WHAT IS EXPECTED: Your reply should hold only the lines from the records below where "name" occurs.

PROVIDED DATA:
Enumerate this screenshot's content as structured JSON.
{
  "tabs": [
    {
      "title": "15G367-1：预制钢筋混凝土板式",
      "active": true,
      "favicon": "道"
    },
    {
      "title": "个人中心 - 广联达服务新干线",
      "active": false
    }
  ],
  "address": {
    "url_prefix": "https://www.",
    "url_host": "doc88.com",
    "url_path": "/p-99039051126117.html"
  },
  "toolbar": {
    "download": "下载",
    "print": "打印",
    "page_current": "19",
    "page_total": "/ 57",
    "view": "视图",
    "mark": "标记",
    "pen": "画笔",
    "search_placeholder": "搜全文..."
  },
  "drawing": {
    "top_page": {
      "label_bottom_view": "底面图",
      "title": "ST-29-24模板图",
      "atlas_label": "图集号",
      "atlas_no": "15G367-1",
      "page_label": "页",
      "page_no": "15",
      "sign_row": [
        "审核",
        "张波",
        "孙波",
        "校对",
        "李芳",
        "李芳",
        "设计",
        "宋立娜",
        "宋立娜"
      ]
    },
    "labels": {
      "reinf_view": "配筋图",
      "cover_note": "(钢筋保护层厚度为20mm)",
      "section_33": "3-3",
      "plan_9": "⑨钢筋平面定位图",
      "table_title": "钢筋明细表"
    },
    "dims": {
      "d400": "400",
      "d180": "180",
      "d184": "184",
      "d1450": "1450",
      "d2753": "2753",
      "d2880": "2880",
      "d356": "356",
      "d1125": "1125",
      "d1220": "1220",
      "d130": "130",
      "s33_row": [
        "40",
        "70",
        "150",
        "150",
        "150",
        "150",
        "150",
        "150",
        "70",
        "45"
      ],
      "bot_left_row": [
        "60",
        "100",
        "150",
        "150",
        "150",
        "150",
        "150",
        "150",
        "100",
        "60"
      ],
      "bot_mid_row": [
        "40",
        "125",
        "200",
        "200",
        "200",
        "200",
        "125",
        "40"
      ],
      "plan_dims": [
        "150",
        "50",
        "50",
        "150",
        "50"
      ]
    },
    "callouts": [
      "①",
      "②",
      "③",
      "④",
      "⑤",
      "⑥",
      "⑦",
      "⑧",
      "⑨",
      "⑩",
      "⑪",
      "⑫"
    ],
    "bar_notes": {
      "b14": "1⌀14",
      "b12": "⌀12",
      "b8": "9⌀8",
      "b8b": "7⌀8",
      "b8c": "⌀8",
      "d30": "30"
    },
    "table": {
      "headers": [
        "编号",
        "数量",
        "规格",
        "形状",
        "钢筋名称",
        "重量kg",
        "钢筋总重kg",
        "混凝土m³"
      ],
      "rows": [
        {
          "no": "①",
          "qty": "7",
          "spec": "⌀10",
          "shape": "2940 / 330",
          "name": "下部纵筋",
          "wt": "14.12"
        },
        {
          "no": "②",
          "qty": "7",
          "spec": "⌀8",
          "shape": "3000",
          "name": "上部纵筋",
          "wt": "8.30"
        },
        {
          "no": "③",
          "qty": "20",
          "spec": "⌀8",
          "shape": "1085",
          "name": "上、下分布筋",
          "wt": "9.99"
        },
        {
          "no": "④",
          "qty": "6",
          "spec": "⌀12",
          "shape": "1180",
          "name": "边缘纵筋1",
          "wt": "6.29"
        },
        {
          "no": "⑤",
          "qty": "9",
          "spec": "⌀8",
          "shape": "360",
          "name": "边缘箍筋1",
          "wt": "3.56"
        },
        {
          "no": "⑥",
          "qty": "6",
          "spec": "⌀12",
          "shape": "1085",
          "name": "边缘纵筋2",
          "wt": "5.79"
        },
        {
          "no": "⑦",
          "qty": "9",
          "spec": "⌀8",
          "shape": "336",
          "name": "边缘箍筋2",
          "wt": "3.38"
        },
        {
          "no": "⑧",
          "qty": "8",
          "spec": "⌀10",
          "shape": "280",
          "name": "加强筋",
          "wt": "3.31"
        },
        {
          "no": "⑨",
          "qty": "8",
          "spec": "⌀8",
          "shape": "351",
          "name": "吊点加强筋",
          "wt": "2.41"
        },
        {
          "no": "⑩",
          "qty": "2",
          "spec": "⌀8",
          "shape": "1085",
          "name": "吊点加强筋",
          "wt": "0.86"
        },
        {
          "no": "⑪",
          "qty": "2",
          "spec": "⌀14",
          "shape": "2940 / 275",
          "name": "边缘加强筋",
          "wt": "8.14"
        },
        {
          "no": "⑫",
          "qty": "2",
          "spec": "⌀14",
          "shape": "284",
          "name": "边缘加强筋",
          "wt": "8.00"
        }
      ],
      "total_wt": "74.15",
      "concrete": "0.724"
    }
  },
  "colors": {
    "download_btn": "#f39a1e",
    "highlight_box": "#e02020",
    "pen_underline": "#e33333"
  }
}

WRITTEN ANSWER:
          "name": "下部纵筋",
          "name": "上部纵筋",
          "name": "上、下分布筋",
          "name": "边缘纵筋1",
          "name": "边缘箍筋1",
          "name": "边缘纵筋2",
          "name": "边缘箍筋2",
          "name": "加强筋",
          "name": "吊点加强筋",
          "name": "吊点加强筋",
          "name": "边缘加强筋",
          "name": "边缘加强筋",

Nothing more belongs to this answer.